Hybrid Organic–Inorganic Coordination Complexes as Tunable Optical Response Materials
datasetposted on 14.03.2016 by Will Travis, Caroline E. Knapp, Christopher N. Savory, Alex M. Ganose, Panagiota Kafourou, Xingchi Song, Zainab Sharif, Jeremy K. Cockcroft, David O. Scanlon, Hugo Bronstein, Robert G. Palgrave
Datasets usually provide raw data for analysis. This raw data often comes in spreadsheet form, but can be any collection of data, on which analysis can be performed.
Novel lead and bismuth dipyrido complexes have been synthesized and characterized by single-crystal X-ray diffraction, which shows their structures to be directed by highly oriented π-stacking of planar fully conjugated organic ligands. Optical band gaps are influenced by the identity of both the organic and inorganic component. Density functional theory calculations show optical excitation leads to exciton separation between inorganic and organic components.

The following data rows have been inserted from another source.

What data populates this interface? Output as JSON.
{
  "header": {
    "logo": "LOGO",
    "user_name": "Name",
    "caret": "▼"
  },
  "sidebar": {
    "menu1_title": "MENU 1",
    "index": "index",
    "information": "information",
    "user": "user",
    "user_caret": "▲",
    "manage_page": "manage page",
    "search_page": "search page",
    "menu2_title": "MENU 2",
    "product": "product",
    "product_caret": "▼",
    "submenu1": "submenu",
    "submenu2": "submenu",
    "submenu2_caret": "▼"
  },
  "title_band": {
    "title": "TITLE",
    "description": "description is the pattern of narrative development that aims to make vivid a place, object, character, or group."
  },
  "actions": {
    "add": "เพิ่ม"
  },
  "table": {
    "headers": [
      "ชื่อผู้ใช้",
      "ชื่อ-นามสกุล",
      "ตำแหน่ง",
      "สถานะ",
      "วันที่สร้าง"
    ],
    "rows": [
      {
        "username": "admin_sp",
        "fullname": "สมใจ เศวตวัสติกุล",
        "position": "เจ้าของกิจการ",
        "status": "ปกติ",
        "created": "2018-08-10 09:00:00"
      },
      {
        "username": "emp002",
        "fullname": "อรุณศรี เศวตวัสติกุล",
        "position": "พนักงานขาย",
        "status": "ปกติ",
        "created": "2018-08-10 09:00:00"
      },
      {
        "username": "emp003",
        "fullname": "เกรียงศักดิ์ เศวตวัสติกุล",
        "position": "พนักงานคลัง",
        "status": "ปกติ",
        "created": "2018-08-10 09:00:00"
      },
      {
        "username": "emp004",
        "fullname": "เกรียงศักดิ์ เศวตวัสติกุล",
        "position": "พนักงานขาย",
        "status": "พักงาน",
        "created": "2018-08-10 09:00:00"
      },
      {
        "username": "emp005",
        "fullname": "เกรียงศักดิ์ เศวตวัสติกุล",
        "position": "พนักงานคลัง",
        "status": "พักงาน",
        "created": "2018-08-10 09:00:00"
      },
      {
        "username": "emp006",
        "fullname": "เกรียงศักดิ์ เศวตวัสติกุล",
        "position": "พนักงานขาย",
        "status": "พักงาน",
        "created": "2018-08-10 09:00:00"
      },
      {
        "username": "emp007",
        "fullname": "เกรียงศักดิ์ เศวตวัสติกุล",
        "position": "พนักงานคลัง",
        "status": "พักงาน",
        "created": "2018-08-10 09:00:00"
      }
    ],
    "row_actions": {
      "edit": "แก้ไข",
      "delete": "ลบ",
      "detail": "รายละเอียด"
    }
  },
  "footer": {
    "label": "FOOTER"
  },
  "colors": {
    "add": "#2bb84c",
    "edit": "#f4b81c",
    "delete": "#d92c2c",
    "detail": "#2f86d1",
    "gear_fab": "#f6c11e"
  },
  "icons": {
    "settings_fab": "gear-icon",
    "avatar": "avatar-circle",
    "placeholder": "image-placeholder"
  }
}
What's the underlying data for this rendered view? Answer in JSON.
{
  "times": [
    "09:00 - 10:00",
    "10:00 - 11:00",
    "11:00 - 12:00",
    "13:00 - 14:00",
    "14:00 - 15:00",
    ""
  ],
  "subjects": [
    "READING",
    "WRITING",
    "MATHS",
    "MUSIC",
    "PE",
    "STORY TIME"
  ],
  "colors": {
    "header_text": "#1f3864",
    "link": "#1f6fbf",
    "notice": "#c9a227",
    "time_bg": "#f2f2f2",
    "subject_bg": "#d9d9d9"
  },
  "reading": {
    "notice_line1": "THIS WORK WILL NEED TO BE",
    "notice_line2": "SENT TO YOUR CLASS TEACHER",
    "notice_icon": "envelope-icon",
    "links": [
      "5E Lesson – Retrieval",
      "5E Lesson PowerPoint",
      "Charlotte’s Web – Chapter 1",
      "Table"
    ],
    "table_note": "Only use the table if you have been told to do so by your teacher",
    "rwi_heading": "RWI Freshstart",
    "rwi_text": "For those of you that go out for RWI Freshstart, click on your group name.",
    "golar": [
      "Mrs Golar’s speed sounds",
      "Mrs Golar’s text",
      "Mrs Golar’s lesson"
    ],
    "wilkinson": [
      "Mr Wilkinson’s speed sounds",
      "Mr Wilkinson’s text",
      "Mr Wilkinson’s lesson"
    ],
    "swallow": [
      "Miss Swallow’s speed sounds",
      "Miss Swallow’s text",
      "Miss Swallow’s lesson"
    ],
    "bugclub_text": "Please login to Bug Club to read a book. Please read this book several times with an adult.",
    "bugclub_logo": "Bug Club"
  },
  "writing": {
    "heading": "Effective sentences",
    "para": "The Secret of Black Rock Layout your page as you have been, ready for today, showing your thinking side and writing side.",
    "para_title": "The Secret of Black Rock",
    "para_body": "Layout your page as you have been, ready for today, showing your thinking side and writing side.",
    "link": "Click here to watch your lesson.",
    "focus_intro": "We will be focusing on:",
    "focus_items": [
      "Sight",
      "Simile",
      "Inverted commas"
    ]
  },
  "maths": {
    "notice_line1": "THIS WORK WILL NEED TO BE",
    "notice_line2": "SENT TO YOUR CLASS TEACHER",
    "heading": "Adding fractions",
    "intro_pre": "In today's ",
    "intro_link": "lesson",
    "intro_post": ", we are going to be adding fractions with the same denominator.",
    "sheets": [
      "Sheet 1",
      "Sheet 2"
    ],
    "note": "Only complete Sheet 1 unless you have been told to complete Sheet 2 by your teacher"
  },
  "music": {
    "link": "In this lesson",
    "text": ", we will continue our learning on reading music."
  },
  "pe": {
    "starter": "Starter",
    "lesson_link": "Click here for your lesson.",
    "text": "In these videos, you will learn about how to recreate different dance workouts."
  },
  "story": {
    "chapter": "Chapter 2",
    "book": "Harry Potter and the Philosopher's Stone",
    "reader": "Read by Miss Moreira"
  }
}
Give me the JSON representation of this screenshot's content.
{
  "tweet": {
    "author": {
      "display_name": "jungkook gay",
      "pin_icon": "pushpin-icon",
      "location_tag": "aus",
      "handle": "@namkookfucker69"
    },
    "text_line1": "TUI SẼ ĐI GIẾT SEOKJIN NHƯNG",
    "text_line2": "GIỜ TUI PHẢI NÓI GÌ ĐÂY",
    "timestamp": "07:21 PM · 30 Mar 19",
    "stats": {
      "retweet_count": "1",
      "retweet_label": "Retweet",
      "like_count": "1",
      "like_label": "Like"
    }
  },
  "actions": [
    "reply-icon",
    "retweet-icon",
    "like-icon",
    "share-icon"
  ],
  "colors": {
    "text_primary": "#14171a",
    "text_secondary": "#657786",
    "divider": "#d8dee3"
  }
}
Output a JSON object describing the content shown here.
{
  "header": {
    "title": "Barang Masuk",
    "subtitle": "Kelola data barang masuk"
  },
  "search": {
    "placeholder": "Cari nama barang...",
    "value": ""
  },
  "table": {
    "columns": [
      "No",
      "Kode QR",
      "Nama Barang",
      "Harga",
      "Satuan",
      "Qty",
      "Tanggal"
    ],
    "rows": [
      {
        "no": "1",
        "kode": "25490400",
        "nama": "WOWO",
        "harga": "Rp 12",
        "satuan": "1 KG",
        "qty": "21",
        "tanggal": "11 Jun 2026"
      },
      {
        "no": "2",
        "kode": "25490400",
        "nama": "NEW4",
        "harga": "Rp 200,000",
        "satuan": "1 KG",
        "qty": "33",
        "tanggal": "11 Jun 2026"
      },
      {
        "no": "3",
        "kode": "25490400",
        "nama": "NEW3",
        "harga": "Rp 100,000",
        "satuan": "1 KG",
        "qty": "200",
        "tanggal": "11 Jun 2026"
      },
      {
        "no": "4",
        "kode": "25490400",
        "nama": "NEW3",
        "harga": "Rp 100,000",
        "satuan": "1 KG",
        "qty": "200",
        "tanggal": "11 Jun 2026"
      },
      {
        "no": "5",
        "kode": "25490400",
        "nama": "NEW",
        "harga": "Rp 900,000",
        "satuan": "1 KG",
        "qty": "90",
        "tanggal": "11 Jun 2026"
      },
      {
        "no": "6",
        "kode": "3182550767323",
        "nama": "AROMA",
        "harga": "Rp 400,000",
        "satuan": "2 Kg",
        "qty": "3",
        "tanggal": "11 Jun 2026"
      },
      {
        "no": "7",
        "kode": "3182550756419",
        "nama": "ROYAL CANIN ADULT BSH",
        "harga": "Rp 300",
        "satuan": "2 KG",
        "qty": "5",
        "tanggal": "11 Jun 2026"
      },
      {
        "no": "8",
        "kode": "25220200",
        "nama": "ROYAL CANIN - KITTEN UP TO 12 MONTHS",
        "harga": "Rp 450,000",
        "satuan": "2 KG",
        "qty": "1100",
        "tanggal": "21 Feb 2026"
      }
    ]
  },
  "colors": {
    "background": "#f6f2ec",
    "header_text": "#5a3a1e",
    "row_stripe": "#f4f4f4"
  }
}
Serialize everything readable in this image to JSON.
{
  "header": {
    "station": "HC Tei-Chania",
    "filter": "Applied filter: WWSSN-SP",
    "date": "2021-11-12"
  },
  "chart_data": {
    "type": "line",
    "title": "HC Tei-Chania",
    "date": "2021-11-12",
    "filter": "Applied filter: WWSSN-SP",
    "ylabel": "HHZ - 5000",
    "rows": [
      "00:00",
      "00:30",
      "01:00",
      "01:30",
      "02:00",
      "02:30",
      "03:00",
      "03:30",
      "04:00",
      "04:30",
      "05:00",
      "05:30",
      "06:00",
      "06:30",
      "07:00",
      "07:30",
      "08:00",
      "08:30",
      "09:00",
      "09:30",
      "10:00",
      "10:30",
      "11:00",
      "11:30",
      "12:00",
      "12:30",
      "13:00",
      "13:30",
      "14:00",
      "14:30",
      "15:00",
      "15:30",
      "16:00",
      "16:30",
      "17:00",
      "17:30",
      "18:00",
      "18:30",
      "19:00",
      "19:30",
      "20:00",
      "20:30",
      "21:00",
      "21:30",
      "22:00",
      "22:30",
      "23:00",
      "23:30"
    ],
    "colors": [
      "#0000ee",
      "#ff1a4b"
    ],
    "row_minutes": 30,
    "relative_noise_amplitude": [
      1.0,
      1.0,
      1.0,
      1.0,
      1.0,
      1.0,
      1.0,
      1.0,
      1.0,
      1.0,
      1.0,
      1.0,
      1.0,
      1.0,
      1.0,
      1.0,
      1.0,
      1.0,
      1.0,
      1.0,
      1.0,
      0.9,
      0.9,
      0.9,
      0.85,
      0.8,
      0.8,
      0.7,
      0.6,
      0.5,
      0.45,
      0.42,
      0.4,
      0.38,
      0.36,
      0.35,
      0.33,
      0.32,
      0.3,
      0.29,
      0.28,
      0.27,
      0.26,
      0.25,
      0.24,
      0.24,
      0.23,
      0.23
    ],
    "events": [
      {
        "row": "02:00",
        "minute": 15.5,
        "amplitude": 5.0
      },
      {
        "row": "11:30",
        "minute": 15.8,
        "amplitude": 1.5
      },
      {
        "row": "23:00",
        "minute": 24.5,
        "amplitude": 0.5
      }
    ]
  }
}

Using UV–vis, photoluminescence, and X-ray photoemission spectroscopies, we have determined the materials’ frontier energy levels and show their suitability for photovoltaic device fabrication by use of electron- and hole-transport materials such as TiO2 and spiro-OMeTAD respectively. Such organic/inorganic hybrid materials promise greater electronic tunability than the inflexible methylammonium lead iodide structure through variation of both the metal and organic components.